▶ **Assignment**: Copy out every line of the data where the word "subject" is found.

[Dataset entries]

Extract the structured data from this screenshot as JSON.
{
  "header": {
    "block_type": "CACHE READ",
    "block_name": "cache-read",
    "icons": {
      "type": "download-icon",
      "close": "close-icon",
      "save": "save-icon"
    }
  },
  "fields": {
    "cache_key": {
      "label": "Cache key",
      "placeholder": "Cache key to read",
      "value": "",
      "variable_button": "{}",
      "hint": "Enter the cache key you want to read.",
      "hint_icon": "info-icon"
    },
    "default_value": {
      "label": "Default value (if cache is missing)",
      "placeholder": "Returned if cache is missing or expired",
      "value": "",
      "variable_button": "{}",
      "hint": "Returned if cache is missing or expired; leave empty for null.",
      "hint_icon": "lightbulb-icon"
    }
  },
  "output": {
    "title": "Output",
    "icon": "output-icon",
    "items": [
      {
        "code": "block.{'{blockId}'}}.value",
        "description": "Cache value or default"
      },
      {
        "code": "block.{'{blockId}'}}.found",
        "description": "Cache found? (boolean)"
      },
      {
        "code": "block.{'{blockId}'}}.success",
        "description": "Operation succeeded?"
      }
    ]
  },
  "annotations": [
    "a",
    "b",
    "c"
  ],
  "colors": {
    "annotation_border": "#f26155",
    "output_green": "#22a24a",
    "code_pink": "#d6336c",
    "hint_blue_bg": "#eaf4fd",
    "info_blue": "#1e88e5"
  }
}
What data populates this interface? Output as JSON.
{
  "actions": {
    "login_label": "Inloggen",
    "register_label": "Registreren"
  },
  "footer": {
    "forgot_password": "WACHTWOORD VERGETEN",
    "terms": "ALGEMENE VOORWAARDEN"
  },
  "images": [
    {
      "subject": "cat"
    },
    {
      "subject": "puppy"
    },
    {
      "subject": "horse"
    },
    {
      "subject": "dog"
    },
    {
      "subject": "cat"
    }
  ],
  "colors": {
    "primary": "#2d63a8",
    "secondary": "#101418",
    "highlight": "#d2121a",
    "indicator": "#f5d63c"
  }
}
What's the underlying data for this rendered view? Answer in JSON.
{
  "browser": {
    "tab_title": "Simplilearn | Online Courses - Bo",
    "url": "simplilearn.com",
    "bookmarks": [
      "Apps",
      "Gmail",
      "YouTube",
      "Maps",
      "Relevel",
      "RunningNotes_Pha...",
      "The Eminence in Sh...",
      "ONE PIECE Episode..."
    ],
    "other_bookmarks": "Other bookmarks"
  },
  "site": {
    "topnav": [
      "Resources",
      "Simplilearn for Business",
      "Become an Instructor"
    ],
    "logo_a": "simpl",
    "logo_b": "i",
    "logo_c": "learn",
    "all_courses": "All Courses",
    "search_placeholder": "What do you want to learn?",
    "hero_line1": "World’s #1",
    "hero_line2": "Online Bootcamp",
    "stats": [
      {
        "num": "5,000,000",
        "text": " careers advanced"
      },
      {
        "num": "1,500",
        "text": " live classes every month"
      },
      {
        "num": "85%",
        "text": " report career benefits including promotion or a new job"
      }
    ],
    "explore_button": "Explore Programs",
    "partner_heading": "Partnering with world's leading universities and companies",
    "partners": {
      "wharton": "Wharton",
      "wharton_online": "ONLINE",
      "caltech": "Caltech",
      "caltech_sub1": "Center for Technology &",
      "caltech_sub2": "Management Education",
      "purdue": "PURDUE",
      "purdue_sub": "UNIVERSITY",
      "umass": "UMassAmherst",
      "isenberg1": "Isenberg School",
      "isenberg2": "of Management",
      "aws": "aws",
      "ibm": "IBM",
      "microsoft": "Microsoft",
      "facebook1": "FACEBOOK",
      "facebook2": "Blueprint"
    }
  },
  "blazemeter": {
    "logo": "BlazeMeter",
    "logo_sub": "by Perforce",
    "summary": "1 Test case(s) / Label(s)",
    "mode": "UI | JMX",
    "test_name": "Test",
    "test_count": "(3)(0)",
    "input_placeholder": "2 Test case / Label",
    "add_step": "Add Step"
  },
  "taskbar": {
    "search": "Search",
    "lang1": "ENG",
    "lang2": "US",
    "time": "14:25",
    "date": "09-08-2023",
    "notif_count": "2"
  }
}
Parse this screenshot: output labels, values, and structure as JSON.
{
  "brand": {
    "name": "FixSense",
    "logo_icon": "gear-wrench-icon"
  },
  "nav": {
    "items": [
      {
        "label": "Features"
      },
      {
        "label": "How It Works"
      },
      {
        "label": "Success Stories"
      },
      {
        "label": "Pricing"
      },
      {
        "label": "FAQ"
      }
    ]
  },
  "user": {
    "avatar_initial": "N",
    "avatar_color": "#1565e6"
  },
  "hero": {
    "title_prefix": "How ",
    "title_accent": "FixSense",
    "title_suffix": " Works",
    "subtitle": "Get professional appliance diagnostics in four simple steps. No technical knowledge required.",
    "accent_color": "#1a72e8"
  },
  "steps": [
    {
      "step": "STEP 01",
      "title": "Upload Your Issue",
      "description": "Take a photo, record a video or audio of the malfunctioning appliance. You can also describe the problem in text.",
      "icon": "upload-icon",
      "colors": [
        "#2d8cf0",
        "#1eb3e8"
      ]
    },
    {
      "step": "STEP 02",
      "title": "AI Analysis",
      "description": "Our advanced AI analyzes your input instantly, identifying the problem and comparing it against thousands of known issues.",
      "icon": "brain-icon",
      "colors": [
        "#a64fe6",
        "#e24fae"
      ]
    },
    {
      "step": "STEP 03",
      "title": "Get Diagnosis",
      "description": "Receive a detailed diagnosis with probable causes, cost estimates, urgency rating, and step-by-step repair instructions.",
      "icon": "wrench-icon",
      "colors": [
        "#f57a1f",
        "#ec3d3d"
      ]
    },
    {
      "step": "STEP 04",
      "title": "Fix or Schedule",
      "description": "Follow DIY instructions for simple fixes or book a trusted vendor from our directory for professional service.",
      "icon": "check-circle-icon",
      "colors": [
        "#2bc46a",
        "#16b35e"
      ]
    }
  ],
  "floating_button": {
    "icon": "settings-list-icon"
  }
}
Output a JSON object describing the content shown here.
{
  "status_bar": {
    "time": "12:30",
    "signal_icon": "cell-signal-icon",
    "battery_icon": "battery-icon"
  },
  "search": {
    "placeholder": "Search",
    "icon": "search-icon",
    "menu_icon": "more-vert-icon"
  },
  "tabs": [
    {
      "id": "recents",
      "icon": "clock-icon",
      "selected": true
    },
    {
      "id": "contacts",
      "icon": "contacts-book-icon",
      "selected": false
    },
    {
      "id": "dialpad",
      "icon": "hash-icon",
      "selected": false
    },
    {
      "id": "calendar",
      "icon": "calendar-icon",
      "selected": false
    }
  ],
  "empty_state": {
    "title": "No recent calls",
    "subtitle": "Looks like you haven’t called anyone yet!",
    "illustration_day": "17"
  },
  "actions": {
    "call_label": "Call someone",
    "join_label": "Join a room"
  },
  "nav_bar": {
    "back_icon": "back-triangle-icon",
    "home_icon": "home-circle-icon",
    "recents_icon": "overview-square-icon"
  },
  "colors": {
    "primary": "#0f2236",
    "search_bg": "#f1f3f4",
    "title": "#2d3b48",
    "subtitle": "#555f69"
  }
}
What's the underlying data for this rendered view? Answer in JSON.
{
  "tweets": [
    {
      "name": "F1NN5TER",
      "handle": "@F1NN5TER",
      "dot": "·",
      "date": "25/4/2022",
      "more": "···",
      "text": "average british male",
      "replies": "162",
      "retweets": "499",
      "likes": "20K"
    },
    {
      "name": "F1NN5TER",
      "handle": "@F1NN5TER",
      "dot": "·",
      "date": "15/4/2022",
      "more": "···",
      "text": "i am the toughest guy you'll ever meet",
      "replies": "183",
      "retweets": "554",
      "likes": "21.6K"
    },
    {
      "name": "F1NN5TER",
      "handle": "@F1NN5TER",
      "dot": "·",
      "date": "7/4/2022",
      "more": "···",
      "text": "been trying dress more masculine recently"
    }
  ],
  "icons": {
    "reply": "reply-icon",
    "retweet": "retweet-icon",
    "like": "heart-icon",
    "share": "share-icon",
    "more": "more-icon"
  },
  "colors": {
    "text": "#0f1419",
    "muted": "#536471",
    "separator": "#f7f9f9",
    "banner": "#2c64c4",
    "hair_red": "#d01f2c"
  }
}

▶ **Response to this exercise**:
      "subject": "cat"
      "subject": "puppy"
      "subject": "horse"
      "subject": "dog"
      "subject": "cat"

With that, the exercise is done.